Although Chopra acknowledged that financial institutions may need to charge extra to recoup the cost of providing an extra service, he said late fees, overdraft fees, and other add-on charges too often function as penalties rather than as “compensation for a legitimate service.”
Will This Scrutiny Encourage Litigation?
Previous Consumer Financial Protection Bureau (CFPB) statements regarding overdraft fees have provided fodder to the plaintiff’s bar, and financial institutions should expect similar effects here. The Bureau’s aggressive comments during its 2012 inquiry into overdraft-fee policy, for example, continue to be quoted by plaintiffs almost a decade later.
There are no sweeping overdraft laws as some advocates push for, but some banks are moving away from these fees. Capital One and Ally completely got rid of overdraft fees while Chase and Wells Fargo made changes to their overdraft policies to make the terms more lenient. Recently, Bank of America announced it will reduce its overdraft fees from $35 to $10.
Of course, Bank of America’s update to its overdraft fees comes on the heels of the bank’s recent $75M Overdraft Fees Class Action settlement. That case saw the plaintiff firm earning $25M in fees. A similar case against TD Bank took $41.5M to resolve. That type of award and the CFPB’s activity will certainly attract more plaintiff firms to these types of actions, perhaps causing an expected resurgence in consumer class actions against banks.
Some Responses To This Scrutiny By U.S. Banks Have Been:
- Some have relied on arbitration agreements to reduce the threat of class-action exposure.
- Some have revised their account agreements and related disclosure materials.
- Some financial institutions have responded by modifying their overdraft practices by providing a grace period to cure an overdraft before a fee is charged.
- Some have responded by reducing the overdraft fees, or by eliminating them entirely.
Where Can Insurance Coverage Be Found?
Here, at BRP, we have undertaken a review of various Financial Institution (FI) Policy Forms offered to our Banking clients. Almost all FI Insurance policies will exclude coverage for the disgorgement of “improperly collected” fees or fines. That follows a longstanding understanding that disgorgement is not a Loss. But, while the indemnity portion of such suits would be rarely covered when Defense costs coverage are evaluated, we found that there is a spectrum of offerings:
- Some carriers completely exclude any coverage for suits stemming from allegations surrounding overdraft and INFs from both the D&O and Professional Liability coverage grants.
- Some carriers exclude disputes involving fees, but potentially allow defense coverage where an individual director or officer is named.
- Some carriers further extend coverage to the entity but again specific to defense costs and only for claims against the entity from shareholders.

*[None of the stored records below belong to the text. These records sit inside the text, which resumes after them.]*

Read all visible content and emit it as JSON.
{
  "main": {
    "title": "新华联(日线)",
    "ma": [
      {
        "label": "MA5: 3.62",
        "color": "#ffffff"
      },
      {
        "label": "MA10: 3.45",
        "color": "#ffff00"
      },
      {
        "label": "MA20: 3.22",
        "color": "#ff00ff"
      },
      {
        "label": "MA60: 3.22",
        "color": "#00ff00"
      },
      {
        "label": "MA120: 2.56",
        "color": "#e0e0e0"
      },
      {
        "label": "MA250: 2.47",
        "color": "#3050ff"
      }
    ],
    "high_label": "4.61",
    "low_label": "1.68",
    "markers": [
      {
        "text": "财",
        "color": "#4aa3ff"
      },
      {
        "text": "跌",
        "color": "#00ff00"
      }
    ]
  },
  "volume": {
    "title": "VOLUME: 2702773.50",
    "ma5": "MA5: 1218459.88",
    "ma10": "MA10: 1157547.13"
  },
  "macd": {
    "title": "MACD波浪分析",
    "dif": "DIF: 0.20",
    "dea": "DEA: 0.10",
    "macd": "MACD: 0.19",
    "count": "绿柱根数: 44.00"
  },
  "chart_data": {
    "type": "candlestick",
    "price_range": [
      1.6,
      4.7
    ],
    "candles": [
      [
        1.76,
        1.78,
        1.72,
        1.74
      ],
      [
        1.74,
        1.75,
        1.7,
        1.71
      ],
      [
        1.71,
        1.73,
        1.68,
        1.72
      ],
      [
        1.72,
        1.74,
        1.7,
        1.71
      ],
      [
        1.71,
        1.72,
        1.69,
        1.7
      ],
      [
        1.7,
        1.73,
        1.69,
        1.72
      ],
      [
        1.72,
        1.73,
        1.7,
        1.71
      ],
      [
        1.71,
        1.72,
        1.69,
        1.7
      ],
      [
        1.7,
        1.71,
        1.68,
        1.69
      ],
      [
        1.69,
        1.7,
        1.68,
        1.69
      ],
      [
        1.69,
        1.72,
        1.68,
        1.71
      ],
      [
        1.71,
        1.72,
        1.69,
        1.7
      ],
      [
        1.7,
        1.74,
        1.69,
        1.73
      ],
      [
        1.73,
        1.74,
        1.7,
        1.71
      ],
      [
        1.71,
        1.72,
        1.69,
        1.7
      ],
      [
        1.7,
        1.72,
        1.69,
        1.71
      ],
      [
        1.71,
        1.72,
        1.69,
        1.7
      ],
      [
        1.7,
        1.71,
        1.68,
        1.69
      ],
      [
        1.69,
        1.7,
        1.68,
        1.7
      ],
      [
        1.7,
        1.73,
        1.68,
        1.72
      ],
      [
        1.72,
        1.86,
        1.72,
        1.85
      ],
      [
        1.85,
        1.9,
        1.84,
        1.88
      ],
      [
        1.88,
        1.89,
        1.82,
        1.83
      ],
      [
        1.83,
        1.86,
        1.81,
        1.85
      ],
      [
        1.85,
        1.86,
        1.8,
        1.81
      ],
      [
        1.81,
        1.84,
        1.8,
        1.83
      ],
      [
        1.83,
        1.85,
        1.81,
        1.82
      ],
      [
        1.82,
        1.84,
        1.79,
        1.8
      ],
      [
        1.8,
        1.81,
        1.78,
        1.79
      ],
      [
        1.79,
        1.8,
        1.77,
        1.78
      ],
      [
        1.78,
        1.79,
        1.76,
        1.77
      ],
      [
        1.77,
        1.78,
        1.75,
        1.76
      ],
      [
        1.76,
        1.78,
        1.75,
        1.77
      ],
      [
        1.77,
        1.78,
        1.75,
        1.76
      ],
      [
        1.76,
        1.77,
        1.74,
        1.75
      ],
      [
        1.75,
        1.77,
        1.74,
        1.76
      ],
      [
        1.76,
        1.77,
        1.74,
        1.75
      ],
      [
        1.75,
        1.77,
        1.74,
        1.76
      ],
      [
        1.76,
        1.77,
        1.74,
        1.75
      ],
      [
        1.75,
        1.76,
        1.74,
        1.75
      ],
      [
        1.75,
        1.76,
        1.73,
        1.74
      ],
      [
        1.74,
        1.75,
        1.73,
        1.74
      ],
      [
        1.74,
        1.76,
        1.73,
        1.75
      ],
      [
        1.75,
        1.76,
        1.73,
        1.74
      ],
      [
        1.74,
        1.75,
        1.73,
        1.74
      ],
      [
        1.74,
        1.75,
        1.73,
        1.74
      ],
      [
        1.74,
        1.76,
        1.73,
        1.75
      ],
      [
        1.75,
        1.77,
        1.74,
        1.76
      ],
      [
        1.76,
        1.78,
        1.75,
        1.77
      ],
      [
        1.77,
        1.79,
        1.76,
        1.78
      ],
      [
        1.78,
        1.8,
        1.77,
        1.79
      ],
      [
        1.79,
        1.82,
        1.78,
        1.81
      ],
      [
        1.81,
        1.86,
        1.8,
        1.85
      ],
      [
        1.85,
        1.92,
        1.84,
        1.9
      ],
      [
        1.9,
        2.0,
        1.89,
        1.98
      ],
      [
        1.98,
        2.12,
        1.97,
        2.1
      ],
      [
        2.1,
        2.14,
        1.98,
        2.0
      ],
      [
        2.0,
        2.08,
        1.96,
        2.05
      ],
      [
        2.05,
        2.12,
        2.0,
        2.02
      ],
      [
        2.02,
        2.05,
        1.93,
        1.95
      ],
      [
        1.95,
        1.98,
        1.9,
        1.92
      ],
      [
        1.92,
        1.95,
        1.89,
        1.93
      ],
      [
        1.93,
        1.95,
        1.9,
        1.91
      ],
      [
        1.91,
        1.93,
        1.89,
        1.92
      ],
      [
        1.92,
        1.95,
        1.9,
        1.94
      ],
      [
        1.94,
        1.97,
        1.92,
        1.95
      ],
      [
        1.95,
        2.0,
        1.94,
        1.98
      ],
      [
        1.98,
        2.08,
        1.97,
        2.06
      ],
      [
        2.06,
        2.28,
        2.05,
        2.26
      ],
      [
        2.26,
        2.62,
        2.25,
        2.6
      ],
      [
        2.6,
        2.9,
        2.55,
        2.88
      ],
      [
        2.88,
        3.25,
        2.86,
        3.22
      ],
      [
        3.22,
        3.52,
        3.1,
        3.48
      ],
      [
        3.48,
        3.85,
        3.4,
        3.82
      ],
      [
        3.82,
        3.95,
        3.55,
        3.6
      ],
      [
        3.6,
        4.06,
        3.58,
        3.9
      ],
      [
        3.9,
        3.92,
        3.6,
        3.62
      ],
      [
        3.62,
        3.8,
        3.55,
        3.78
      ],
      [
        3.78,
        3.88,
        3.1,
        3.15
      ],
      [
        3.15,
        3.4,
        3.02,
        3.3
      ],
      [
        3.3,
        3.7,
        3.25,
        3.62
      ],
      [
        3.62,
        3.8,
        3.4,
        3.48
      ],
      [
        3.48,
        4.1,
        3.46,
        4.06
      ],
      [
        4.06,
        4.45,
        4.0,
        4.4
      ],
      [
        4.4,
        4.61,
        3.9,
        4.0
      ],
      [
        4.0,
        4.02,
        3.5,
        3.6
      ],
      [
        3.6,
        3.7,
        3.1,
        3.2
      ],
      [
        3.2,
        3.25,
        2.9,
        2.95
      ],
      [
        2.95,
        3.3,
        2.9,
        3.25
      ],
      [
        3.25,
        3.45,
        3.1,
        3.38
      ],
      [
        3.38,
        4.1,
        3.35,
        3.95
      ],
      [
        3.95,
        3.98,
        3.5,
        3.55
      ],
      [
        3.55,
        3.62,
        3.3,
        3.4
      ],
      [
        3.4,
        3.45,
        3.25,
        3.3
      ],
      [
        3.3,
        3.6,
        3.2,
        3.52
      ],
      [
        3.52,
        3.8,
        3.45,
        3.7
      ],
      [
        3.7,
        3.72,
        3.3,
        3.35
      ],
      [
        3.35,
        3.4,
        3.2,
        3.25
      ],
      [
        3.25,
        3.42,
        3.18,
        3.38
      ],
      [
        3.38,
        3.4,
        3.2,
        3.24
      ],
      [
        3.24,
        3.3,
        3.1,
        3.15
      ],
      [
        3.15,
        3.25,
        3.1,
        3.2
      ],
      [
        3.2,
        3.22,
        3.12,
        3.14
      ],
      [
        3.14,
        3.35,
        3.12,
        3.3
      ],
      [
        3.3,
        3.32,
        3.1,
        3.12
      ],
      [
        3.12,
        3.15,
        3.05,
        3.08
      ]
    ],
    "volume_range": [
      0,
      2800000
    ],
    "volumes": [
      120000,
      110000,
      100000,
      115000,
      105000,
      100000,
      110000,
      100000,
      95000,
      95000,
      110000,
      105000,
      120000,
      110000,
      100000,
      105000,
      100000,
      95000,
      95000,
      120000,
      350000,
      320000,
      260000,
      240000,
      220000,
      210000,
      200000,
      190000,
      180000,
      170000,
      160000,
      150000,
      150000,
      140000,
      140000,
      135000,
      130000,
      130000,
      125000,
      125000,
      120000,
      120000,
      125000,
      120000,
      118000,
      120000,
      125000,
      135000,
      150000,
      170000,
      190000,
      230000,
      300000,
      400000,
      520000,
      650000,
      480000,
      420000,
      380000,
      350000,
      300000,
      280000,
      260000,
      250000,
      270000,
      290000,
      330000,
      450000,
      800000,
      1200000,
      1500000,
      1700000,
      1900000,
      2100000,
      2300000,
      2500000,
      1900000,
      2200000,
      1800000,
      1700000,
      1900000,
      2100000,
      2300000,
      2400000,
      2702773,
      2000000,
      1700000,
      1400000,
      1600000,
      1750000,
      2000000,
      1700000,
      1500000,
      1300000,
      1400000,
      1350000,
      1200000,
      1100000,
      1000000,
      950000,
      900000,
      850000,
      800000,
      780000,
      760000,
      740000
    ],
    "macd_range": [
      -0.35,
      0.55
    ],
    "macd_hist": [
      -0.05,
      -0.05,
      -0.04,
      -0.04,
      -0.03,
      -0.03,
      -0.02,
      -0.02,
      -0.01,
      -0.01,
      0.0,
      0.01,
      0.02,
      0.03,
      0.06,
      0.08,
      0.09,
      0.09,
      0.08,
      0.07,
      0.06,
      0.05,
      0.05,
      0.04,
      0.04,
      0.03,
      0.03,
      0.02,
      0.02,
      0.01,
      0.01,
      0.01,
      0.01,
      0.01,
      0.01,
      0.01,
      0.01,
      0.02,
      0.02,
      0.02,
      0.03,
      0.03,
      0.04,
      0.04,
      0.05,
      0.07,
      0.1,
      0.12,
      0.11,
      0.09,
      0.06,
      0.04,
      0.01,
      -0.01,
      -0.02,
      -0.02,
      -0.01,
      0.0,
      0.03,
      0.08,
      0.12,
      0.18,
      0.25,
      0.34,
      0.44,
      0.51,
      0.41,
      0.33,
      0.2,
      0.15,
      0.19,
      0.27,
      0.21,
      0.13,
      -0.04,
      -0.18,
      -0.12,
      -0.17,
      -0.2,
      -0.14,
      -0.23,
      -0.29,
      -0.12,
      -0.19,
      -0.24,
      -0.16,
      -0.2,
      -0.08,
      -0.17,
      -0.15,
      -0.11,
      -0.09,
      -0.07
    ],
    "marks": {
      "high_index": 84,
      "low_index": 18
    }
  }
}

Given the difference in offerings, it behooves Risk Managers and their brokers to revisit their policy wording to make certain that they have negotiated the broadest coverage obtainable.